---------- RECORDS SHOWN ----------
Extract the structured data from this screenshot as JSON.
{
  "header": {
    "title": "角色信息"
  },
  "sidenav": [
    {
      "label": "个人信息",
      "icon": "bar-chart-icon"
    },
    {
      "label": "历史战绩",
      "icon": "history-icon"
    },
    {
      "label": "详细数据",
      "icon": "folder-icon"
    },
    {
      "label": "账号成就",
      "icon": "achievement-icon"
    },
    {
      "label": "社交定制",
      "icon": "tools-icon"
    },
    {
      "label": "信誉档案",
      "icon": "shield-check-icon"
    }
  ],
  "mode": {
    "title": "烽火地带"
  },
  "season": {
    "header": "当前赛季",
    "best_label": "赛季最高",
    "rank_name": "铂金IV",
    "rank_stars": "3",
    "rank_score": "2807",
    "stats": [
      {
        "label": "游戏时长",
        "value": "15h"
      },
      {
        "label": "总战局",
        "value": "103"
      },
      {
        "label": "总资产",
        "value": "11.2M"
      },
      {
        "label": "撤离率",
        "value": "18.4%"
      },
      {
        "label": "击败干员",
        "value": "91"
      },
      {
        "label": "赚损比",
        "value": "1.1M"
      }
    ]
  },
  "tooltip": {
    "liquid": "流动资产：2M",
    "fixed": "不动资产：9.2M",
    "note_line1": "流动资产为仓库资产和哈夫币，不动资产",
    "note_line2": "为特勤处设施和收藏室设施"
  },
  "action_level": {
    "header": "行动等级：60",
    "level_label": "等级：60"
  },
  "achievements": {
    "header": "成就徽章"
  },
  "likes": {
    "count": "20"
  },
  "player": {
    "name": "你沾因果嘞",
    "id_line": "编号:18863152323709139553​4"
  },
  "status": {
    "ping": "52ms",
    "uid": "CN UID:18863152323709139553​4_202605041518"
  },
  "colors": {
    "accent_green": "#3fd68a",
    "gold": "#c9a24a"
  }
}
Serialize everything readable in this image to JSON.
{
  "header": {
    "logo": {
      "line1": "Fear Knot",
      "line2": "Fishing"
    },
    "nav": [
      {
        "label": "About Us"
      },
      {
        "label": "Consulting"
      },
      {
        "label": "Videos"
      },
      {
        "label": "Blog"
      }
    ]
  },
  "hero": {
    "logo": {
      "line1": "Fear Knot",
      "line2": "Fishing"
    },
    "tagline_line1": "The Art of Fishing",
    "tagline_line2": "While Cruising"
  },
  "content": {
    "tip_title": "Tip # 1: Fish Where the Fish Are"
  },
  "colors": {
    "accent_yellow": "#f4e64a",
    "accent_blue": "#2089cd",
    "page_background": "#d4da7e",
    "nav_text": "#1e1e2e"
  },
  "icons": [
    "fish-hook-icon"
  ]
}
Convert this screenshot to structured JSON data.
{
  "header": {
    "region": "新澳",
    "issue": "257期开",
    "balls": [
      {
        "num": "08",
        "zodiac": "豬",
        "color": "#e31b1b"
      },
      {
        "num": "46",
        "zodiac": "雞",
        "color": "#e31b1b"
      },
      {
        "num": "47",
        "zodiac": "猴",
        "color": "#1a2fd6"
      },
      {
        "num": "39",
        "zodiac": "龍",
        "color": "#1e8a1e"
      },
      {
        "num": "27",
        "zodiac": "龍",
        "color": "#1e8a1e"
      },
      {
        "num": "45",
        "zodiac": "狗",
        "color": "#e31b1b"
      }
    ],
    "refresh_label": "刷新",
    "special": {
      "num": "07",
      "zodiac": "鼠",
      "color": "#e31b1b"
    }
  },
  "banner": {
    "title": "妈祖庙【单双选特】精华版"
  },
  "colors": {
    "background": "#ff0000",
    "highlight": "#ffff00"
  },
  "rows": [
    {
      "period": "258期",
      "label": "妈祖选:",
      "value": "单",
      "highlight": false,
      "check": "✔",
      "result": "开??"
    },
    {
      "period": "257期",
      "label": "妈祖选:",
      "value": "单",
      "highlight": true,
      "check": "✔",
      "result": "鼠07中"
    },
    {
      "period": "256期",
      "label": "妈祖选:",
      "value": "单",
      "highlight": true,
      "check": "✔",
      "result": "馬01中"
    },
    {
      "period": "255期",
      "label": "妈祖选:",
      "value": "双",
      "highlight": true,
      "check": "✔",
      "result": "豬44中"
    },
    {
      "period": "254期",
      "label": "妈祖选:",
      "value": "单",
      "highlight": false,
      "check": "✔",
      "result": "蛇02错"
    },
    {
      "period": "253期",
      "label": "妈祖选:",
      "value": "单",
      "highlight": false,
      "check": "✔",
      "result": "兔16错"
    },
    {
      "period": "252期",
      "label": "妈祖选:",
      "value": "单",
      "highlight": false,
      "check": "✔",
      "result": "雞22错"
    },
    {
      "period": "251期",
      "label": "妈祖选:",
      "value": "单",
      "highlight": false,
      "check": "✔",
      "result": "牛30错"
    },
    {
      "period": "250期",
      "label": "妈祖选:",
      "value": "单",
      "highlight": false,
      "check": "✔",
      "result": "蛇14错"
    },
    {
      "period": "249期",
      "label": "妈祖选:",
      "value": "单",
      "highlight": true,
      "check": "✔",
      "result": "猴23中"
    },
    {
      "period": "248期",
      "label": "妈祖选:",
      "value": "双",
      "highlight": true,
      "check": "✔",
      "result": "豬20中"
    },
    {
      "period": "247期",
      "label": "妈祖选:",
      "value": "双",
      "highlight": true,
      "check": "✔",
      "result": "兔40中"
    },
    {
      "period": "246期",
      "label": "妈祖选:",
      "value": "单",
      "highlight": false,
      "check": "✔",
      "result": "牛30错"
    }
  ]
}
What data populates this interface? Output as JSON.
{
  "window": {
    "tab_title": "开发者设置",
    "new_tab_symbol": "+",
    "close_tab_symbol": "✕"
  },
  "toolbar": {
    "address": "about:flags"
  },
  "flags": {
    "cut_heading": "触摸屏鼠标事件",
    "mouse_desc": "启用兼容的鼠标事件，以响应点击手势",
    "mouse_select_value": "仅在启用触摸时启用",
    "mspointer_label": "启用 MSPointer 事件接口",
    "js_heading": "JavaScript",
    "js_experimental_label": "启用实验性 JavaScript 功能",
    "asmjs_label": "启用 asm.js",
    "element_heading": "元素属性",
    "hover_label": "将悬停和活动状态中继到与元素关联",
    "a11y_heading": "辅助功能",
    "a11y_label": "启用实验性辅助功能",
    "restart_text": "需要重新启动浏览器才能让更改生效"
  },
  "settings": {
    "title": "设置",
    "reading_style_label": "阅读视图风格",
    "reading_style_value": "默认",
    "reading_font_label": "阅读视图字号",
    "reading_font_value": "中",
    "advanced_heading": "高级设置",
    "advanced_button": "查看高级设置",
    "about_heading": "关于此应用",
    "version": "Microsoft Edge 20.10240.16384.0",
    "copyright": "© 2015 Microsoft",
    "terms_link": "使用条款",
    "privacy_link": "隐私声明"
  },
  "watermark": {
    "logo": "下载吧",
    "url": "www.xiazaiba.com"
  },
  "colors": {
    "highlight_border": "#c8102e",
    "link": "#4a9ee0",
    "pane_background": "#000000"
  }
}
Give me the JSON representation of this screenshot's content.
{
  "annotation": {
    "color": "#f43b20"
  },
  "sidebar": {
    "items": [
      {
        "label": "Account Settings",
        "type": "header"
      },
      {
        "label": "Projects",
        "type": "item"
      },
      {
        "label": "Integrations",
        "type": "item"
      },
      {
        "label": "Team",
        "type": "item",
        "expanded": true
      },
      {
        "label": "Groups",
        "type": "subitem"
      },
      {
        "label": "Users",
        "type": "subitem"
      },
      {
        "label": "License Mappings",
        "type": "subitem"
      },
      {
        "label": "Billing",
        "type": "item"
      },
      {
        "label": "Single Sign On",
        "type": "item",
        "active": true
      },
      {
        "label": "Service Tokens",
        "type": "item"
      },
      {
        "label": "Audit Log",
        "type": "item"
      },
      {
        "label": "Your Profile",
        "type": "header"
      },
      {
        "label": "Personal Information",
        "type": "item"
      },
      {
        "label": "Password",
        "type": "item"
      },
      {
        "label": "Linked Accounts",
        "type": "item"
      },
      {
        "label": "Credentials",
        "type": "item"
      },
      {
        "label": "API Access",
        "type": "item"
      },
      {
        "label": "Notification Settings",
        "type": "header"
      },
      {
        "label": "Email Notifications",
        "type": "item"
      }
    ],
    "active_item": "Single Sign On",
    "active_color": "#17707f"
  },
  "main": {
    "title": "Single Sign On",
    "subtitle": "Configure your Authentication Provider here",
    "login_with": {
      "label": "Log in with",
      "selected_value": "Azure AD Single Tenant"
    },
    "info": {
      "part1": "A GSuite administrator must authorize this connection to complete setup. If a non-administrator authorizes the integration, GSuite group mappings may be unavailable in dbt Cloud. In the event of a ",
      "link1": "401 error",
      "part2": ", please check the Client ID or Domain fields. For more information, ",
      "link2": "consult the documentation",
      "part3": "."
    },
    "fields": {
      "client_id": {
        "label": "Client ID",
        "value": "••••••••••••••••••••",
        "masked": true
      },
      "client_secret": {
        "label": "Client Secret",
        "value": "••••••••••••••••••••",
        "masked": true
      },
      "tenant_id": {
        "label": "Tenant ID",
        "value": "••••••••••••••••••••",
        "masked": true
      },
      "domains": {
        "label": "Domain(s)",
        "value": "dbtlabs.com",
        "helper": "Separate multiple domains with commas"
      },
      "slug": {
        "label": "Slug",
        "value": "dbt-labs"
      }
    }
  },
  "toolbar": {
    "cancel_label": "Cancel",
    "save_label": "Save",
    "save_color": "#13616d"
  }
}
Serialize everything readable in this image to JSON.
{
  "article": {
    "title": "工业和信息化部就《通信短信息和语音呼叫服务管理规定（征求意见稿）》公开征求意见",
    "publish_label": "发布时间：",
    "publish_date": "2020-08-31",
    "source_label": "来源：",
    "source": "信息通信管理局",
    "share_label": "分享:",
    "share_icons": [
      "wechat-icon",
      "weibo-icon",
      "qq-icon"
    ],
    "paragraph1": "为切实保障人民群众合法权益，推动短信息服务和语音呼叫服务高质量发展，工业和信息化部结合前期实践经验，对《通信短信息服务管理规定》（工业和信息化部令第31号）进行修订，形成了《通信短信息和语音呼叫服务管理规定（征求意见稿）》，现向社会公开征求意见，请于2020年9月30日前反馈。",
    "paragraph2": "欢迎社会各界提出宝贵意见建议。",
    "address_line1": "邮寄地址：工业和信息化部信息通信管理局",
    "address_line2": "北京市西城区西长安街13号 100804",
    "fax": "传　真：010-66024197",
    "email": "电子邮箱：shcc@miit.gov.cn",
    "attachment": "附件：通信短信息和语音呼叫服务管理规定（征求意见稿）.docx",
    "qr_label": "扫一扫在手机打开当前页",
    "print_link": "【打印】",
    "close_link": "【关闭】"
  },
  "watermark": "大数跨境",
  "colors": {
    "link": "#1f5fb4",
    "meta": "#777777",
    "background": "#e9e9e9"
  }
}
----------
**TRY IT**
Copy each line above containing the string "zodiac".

**REPLY**
        "zodiac": "豬",
        "zodiac": "雞",
        "zodiac": "猴",
        "zodiac": "龍",
        "zodiac": "龍",
        "zodiac": "狗",
      "zodiac": "鼠",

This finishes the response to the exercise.